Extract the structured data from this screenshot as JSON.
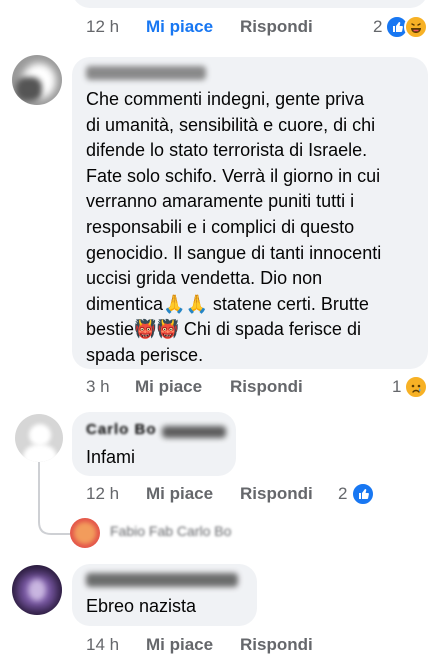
{
  "top_comment": {
    "time": "12 h",
    "like_label": "Mi piace",
    "reply_label": "Rispondi",
    "reactions_count": "2",
    "reactions": [
      "like-icon",
      "laugh-icon"
    ]
  },
  "comment1": {
    "author": "",
    "text": "Che commenti  indegni, gente priva\ndi umanità, sensibilità e cuore, di chi\ndifende lo stato terrorista di Israele.\nFate solo schifo. Verrà il giorno in cui\nverranno amaramente puniti tutti i\nresponsabili e i complici di questo\ngenocidio. Il sangue di tanti innocenti\nuccisi grida vendetta. Dio non\ndimentica🙏🙏 statene certi. Brutte\nbestie👹👹 Chi di spada ferisce di\nspada perisce.",
    "time": "3 h",
    "like_label": "Mi piace",
    "reply_label": "Rispondi",
    "reactions_count": "1",
    "reactions": [
      "sad-icon"
    ]
  },
  "comment2": {
    "author": "Carlo Bo",
    "text": "Infami",
    "time": "12 h",
    "like_label": "Mi piace",
    "reply_label": "Rispondi",
    "reactions_count": "2",
    "reactions": [
      "like-icon"
    ],
    "reply_preview": "Fabio Fab Carlo Bo"
  },
  "comment3": {
    "author": "",
    "text": "Ebreo nazista",
    "time": "14 h",
    "like_label": "Mi piace",
    "reply_label": "Rispondi"
  },
  "colors": {
    "accent": "#1877f2",
    "bubble": "#f0f2f5",
    "meta": "#65676b",
    "sad_reaction": "#f7b125"
  }
}
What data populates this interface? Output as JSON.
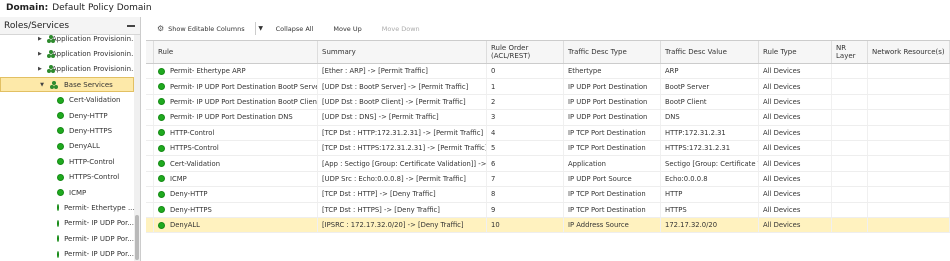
{
  "domain": {
    "label": "Domain:",
    "value": "Default Policy Domain"
  },
  "left_panel": {
    "title": "Roles/Services",
    "tree": [
      {
        "label": "Application Provisionin...",
        "kind": "group",
        "expanded": false
      },
      {
        "label": "Application Provisionin...",
        "kind": "group",
        "expanded": false
      },
      {
        "label": "Application Provisionin...",
        "kind": "group",
        "expanded": false
      },
      {
        "label": "Base Services",
        "kind": "group",
        "expanded": true,
        "selected": true
      },
      {
        "label": "Cert-Validation",
        "kind": "service"
      },
      {
        "label": "Deny-HTTP",
        "kind": "service"
      },
      {
        "label": "Deny-HTTPS",
        "kind": "service"
      },
      {
        "label": "DenyALL",
        "kind": "service"
      },
      {
        "label": "HTTP-Control",
        "kind": "service"
      },
      {
        "label": "HTTPS-Control",
        "kind": "service"
      },
      {
        "label": "ICMP",
        "kind": "service"
      },
      {
        "label": "Permit- Ethertype ...",
        "kind": "service"
      },
      {
        "label": "Permit- IP UDP Por...",
        "kind": "service"
      },
      {
        "label": "Permit- IP UDP Por...",
        "kind": "service"
      },
      {
        "label": "Permit- IP UDP Por...",
        "kind": "service"
      }
    ]
  },
  "toolbar": {
    "show_editable": "Show Editable Columns",
    "collapse_all": "Collapse All",
    "move_up": "Move Up",
    "move_down": "Move Down"
  },
  "table": {
    "headers": [
      "Rule",
      "Summary",
      "Rule Order (ACL/REST)",
      "Traffic Desc Type",
      "Traffic Desc Value",
      "Rule Type",
      "NR Layer",
      "Network Resource(s)"
    ],
    "rows": [
      {
        "rule": "Permit- Ethertype ARP",
        "summary": "[Ether : ARP] -> [Permit Traffic]",
        "order": "0",
        "type": "Ethertype",
        "value": "ARP",
        "rule_type": "All Devices",
        "nr_layer": "",
        "resources": ""
      },
      {
        "rule": "Permit- IP UDP Port Destination BootP Server",
        "summary": "[UDP Dst : BootP Server] -> [Permit Traffic]",
        "order": "1",
        "type": "IP UDP Port Destination",
        "value": "BootP Server",
        "rule_type": "All Devices",
        "nr_layer": "",
        "resources": ""
      },
      {
        "rule": "Permit- IP UDP Port Destination BootP Client",
        "summary": "[UDP Dst : BootP Client] -> [Permit Traffic]",
        "order": "2",
        "type": "IP UDP Port Destination",
        "value": "BootP Client",
        "rule_type": "All Devices",
        "nr_layer": "",
        "resources": ""
      },
      {
        "rule": "Permit- IP UDP Port Destination DNS",
        "summary": "[UDP Dst : DNS] -> [Permit Traffic]",
        "order": "3",
        "type": "IP UDP Port Destination",
        "value": "DNS",
        "rule_type": "All Devices",
        "nr_layer": "",
        "resources": ""
      },
      {
        "rule": "HTTP-Control",
        "summary": "[TCP Dst : HTTP:172.31.2.31] -> [Permit Traffic]",
        "order": "4",
        "type": "IP TCP Port Destination",
        "value": "HTTP:172.31.2.31",
        "rule_type": "All Devices",
        "nr_layer": "",
        "resources": ""
      },
      {
        "rule": "HTTPS-Control",
        "summary": "[TCP Dst : HTTPS:172.31.2.31] -> [Permit Traffic]",
        "order": "5",
        "type": "IP TCP Port Destination",
        "value": "HTTPS:172.31.2.31",
        "rule_type": "All Devices",
        "nr_layer": "",
        "resources": ""
      },
      {
        "rule": "Cert-Validation",
        "summary": "[App : Sectigo [Group: Certificate Validation]] -> [Permit Traffic]",
        "order": "6",
        "type": "Application",
        "value": "Sectigo [Group: Certificate V...",
        "rule_type": "All Devices",
        "nr_layer": "",
        "resources": ""
      },
      {
        "rule": "ICMP",
        "summary": "[UDP Src : Echo:0.0.0.8] -> [Permit Traffic]",
        "order": "7",
        "type": "IP UDP Port Source",
        "value": "Echo:0.0.0.8",
        "rule_type": "All Devices",
        "nr_layer": "",
        "resources": ""
      },
      {
        "rule": "Deny-HTTP",
        "summary": "[TCP Dst : HTTP] -> [Deny Traffic]",
        "order": "8",
        "type": "IP TCP Port Destination",
        "value": "HTTP",
        "rule_type": "All Devices",
        "nr_layer": "",
        "resources": ""
      },
      {
        "rule": "Deny-HTTPS",
        "summary": "[TCP Dst : HTTPS] -> [Deny Traffic]",
        "order": "9",
        "type": "IP TCP Port Destination",
        "value": "HTTPS",
        "rule_type": "All Devices",
        "nr_layer": "",
        "resources": ""
      },
      {
        "rule": "DenyALL",
        "summary": "[IPSRC : 172.17.32.0/20] -> [Deny Traffic]",
        "order": "10",
        "type": "IP Address Source",
        "value": "172.17.32.0/20",
        "rule_type": "All Devices",
        "nr_layer": "",
        "resources": "",
        "selected": true
      }
    ]
  },
  "colors": {
    "status_green": "#1faa1f",
    "selection": "#fff2bf",
    "tree_selection": "#fde9a9"
  },
  "icons": {
    "service_group": "roles-group-icon",
    "rule_status": "status-dot-icon",
    "settings": "gear-icon"
  }
}
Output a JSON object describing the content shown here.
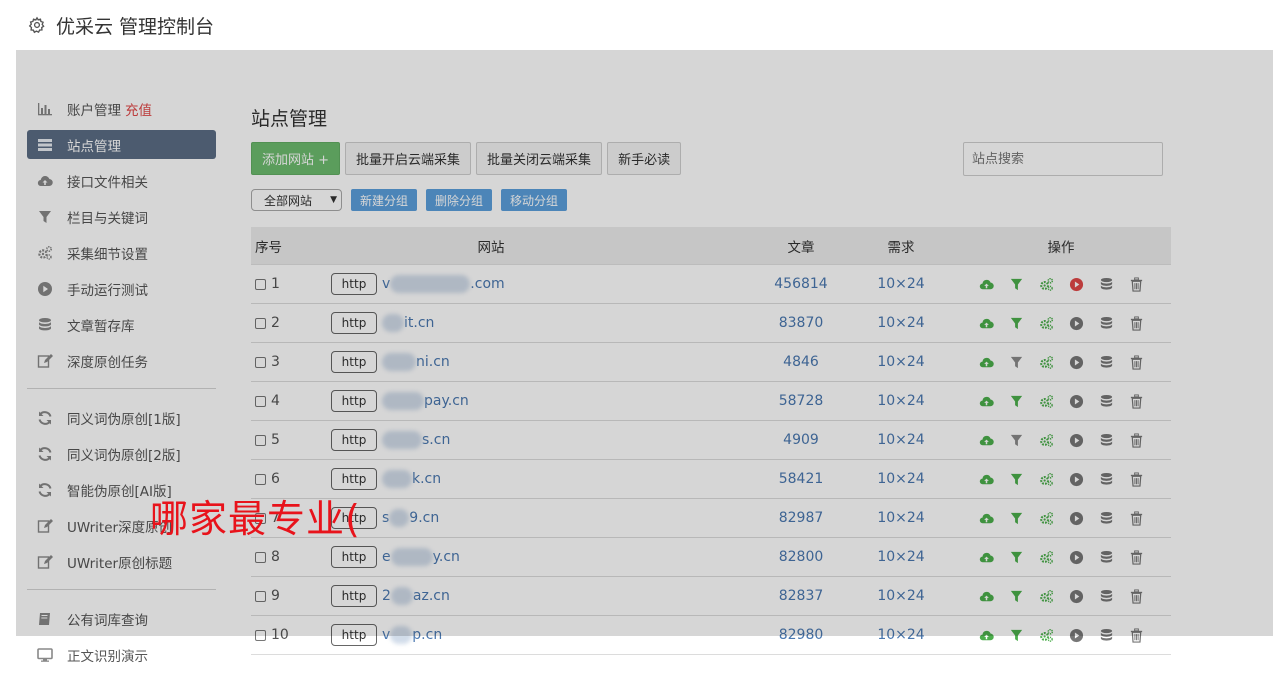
{
  "header": {
    "title": "优采云 管理控制台"
  },
  "sidebar": {
    "group1": [
      {
        "label": "账户管理",
        "extra": "充值",
        "icon": "bar-chart-icon"
      },
      {
        "label": "站点管理",
        "icon": "list-icon",
        "active": true
      },
      {
        "label": "接口文件相关",
        "icon": "cloud-upload-icon"
      },
      {
        "label": "栏目与关键词",
        "icon": "filter-icon"
      },
      {
        "label": "采集细节设置",
        "icon": "gears-icon"
      },
      {
        "label": "手动运行测试",
        "icon": "play-circle-icon"
      },
      {
        "label": "文章暂存库",
        "icon": "database-icon"
      },
      {
        "label": "深度原创任务",
        "icon": "edit-icon"
      }
    ],
    "group2": [
      {
        "label": "同义词伪原创[1版]",
        "icon": "refresh-icon"
      },
      {
        "label": "同义词伪原创[2版]",
        "icon": "refresh-icon"
      },
      {
        "label": "智能伪原创[AI版]",
        "icon": "refresh-icon"
      },
      {
        "label": "UWriter深度原创",
        "icon": "edit-icon"
      },
      {
        "label": "UWriter原创标题",
        "icon": "edit-icon"
      }
    ],
    "group3": [
      {
        "label": "公有词库查询",
        "icon": "book-icon"
      },
      {
        "label": "正文识别演示",
        "icon": "monitor-icon"
      }
    ]
  },
  "main": {
    "title": "站点管理",
    "buttons": {
      "add_site": "添加网站 +",
      "batch_on": "批量开启云端采集",
      "batch_off": "批量关闭云端采集",
      "guide": "新手必读"
    },
    "search_placeholder": "站点搜索",
    "filter": {
      "select_value": "全部网站",
      "new_group": "新建分组",
      "delete_group": "删除分组",
      "move_group": "移动分组"
    },
    "table": {
      "headers": {
        "no": "序号",
        "site": "网站",
        "articles": "文章",
        "demand": "需求",
        "ops": "操作"
      },
      "rows": [
        {
          "no": "1",
          "prefix": "v",
          "suffix": ".com",
          "articles": "456814",
          "demand": "10×24",
          "running": true,
          "filter_active": true
        },
        {
          "no": "2",
          "prefix": "",
          "suffix": "it.cn",
          "articles": "83870",
          "demand": "10×24",
          "running": false,
          "filter_active": true
        },
        {
          "no": "3",
          "prefix": "",
          "suffix": "ni.cn",
          "articles": "4846",
          "demand": "10×24",
          "running": false,
          "filter_active": false
        },
        {
          "no": "4",
          "prefix": "",
          "suffix": "pay.cn",
          "articles": "58728",
          "demand": "10×24",
          "running": false,
          "filter_active": true
        },
        {
          "no": "5",
          "prefix": "",
          "suffix": "s.cn",
          "articles": "4909",
          "demand": "10×24",
          "running": false,
          "filter_active": false
        },
        {
          "no": "6",
          "prefix": "",
          "suffix": "k.cn",
          "articles": "58421",
          "demand": "10×24",
          "running": false,
          "filter_active": true
        },
        {
          "no": "7",
          "prefix": "s",
          "suffix": "9.cn",
          "articles": "82987",
          "demand": "10×24",
          "running": false,
          "filter_active": true
        },
        {
          "no": "8",
          "prefix": "e",
          "suffix": "y.cn",
          "articles": "82800",
          "demand": "10×24",
          "running": false,
          "filter_active": true
        },
        {
          "no": "9",
          "prefix": "2",
          "suffix": "az.cn",
          "articles": "82837",
          "demand": "10×24",
          "running": false,
          "filter_active": true
        },
        {
          "no": "10",
          "prefix": "v",
          "suffix": "p.cn",
          "articles": "82980",
          "demand": "10×24",
          "running": false,
          "filter_active": true
        }
      ],
      "http_label": "http"
    }
  },
  "watermark": "哪家最专业(",
  "colors": {
    "accent": "#5b6d85",
    "green": "#4cae4c",
    "link": "#4a78b0",
    "red": "#e04848"
  }
}
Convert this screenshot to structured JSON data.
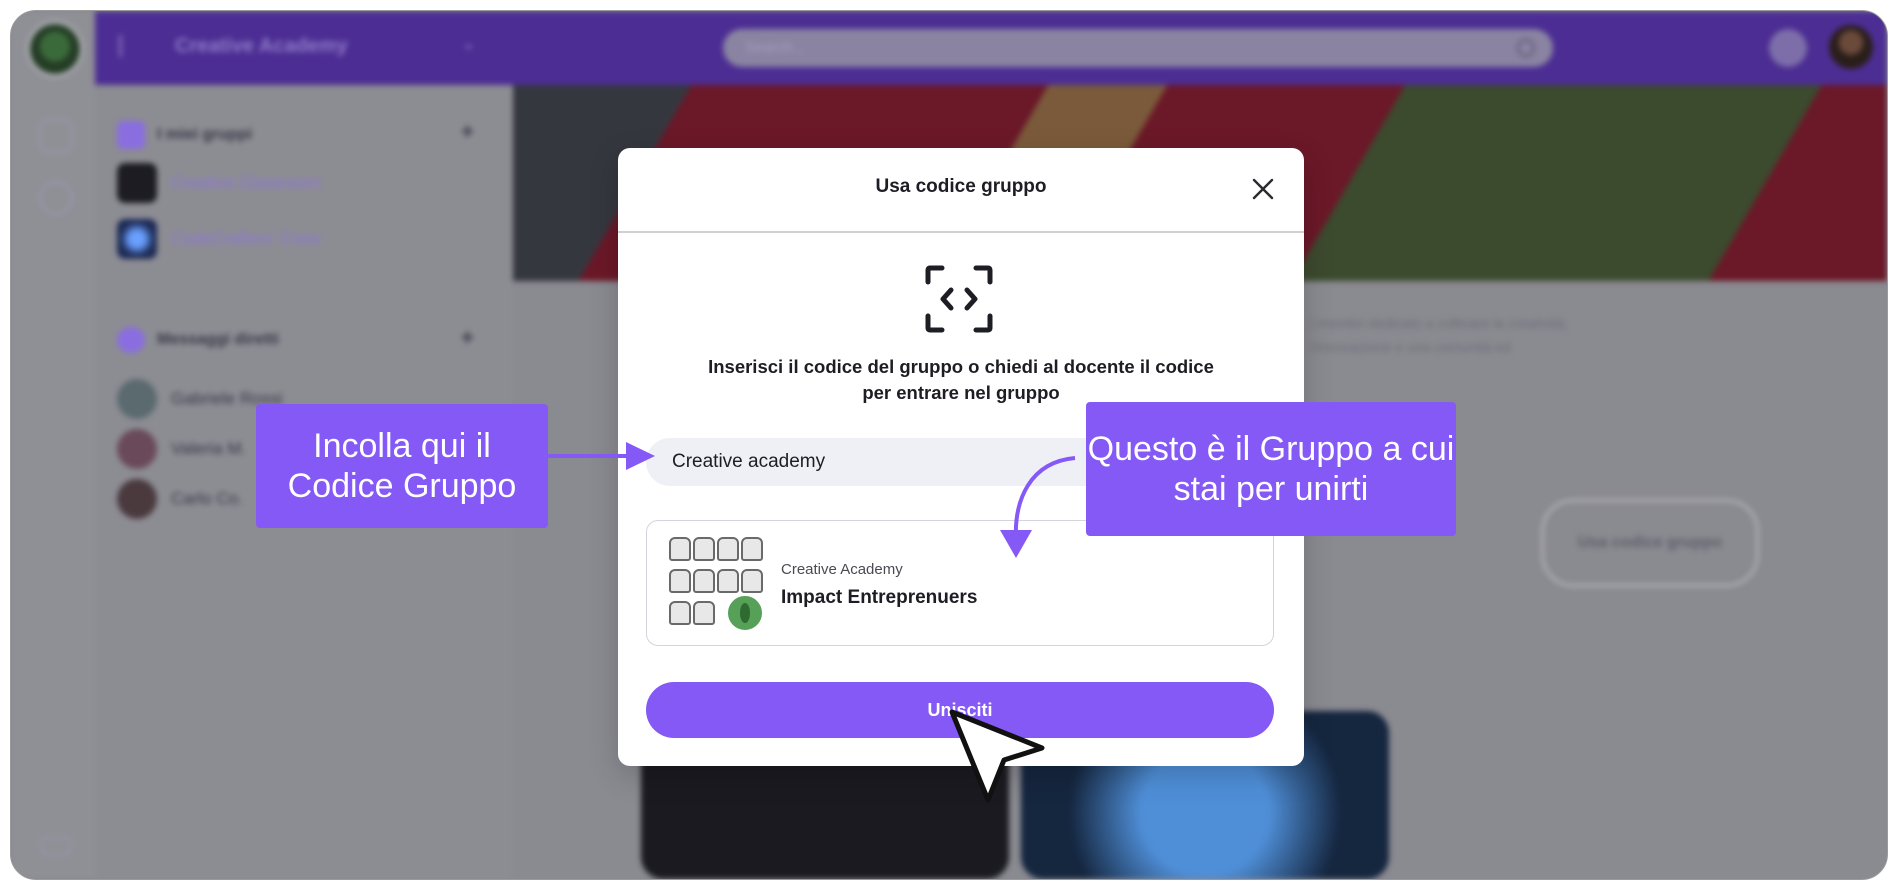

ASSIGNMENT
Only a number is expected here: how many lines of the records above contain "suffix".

PROBLEM SOLUTION
10